------ Data supplied

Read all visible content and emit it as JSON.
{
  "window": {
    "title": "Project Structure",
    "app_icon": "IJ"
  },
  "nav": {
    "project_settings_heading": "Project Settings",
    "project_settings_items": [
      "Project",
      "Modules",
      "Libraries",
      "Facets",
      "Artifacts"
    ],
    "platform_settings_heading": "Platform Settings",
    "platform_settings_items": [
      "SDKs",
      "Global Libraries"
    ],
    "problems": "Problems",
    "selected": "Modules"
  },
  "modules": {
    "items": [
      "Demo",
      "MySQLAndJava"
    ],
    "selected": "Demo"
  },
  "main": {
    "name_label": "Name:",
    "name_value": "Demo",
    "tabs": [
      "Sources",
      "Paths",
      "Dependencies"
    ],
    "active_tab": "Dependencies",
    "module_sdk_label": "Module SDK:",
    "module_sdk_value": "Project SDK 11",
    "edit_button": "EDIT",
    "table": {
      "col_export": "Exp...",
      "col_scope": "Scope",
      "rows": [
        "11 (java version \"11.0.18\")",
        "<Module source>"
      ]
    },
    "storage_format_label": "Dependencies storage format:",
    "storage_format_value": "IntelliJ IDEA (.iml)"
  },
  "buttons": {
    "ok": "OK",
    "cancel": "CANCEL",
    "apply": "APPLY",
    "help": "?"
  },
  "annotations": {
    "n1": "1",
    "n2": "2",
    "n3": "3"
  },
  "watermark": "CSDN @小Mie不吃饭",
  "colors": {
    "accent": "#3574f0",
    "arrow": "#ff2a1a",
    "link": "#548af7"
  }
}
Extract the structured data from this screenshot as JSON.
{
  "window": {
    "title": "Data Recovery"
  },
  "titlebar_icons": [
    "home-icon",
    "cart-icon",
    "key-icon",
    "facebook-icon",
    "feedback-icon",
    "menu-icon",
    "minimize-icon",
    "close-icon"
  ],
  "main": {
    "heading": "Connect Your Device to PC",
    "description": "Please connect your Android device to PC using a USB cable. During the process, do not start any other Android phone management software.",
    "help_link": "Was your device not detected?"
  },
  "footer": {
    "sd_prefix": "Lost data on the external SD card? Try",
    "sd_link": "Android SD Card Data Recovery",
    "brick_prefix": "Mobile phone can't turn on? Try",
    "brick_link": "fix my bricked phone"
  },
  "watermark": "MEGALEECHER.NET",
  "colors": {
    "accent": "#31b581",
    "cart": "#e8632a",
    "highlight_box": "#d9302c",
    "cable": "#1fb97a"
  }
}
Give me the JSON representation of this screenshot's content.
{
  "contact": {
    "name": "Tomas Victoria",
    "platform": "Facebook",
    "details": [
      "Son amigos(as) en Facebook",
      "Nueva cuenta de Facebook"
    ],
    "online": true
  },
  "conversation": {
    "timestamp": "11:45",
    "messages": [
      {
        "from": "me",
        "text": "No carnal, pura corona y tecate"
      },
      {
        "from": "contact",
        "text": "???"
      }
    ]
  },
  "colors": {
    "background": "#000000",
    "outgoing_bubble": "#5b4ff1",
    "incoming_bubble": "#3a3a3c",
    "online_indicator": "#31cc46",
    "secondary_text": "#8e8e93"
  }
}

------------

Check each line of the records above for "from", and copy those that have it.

▸ **Reply**:
Extract the structured data from this screenshot as JSON.
        "from": "me",
        "from": "contact",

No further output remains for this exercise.